The EU Commission, along with three US authorities – Justice Department, Ministry of Finance and the American Financial Supervisory Authority – have all this week declared their intention to investigate the matter, as well as Britain’s National Crime Agency.
FSA warnings ignored
Additionally, the EU Commission also intends to investigate the Danish Financial Supervisory Authority (FSA), and it has enlisted the help of the European Bank Public Authority.
The FSA might feel aggrieved as it warned Danske Bank and Russia’s central bank in 2007, 2009, 2010, 2013, 2014 and 2015 about the suspicious transactions, during which time an estimated 1.5 trillion kroner was laundered – a sum that is 215 times the original estimate of 7 billion kroner reported in March 2017.
Net is widening
Meanwhile, Deutsche Bank and Citigroup are also facing some heat over allegations they have been involved in the Estonian money laundering.
And a US law firm, Bronstein, Gewirtz & Grossman, is preparing a lawsuit against Danske Bank on behalf of some of the bank’s US-based shareholders.
DR preparing redundancy package for 400 workers

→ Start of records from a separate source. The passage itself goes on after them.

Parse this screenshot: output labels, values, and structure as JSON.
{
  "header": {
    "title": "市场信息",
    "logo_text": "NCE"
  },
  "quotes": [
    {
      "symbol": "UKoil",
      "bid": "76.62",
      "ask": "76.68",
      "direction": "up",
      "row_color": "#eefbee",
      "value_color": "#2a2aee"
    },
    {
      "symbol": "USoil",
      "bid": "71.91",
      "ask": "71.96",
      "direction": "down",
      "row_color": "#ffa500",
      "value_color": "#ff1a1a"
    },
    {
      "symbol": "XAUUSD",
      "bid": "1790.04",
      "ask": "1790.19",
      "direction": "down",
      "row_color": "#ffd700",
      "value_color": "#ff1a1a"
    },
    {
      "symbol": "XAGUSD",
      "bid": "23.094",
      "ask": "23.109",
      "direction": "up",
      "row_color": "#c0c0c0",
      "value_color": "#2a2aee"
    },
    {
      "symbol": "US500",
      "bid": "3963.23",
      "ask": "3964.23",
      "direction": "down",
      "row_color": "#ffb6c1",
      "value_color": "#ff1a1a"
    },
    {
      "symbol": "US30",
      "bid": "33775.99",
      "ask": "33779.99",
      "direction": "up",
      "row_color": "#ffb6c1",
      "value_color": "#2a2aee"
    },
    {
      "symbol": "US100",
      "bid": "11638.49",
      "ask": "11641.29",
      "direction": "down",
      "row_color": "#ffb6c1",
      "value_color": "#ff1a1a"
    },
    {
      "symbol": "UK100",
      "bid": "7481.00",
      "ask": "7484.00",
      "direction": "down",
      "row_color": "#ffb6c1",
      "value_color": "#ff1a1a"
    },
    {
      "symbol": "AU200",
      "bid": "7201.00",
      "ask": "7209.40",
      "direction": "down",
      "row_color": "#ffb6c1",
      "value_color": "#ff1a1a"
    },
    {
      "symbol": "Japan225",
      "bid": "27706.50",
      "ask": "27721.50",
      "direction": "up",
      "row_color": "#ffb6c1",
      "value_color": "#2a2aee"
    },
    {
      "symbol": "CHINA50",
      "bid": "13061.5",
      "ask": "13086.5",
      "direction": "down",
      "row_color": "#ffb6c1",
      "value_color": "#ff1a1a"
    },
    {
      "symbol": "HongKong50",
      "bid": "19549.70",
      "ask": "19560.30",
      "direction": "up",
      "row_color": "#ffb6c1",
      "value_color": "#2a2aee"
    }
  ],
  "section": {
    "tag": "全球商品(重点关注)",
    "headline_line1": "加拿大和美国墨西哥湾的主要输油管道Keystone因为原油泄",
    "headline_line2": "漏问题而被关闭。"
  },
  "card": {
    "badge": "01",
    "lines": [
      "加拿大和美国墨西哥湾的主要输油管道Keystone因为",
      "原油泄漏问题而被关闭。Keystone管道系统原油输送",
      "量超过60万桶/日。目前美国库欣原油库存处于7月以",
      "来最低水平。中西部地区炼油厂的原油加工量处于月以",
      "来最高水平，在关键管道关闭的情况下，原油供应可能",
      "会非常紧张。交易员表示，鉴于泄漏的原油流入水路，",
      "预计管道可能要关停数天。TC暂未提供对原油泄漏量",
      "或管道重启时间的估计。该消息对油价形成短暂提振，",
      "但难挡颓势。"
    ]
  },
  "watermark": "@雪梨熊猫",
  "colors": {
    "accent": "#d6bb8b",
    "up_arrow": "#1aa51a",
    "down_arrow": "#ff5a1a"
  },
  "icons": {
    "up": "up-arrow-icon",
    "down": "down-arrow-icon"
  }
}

Only 60 DR employees have so far accepted a voluntary redundancy package, leaving the national broadcaster with the job of laying off another 340 workers. The deadline to take the package expired on Monday. Around 22 of the 60 were journalists. The rest of the redundancies will be confirmed on October 10.
Tryk’s acquisition of Alka deferred over concerns
The Konkurrence- og Forbrugerstyrelsen competition and consumer authority has not approved Tryk’s acquisition of the insurance company Alka, instead choosing to defer its decision. It is believed the authority is concerned about the effect of the transaction on the dynamics of the Danish insurance market. Alka has around 380,000 customers, and the acquisition would boost Tryk’s market share in Denmark to more than 20 percent.
Region’s costly lay-offs
Central Midtjylland’s decision to lay off three of its executives will end up costing it 8 million kroner, reports TV2. According to the contract of regional head Jacob Stengaard Madsen, for example, he won’t formally leave his post until 15 October 2019. For 12-and-a-half months he will be paid his salary, amounting to 2,416,667 kroner, along with a redundancy handshake of 2,230,769 kroner. The settlement is in line with what is stipulated in the Central Agreement for Regional Employees.
Foreign credit cards hit society much harder than Danish ones
Payments using foreign credit cards end up costing society ten times as much as Danish ones, according to a study by Nationalbanken. Just the transaction itself, 2.40 kroner compared to 13.70 kroner using a foreign one, is considerably cheaper. Nevertheless, many banks continue to push foreign cards onto their customers instead of Danish ones, the report concluded.
Time up for the 1,000 kroner note?
Banks interest organisation Finans Danmark has recommended withdrawing the Danish 1,000 kroner note from circulation due to its widespread usage by criminals. Parliament recently ruled that it will no longer be possible to use 500-euro notes in Denmark.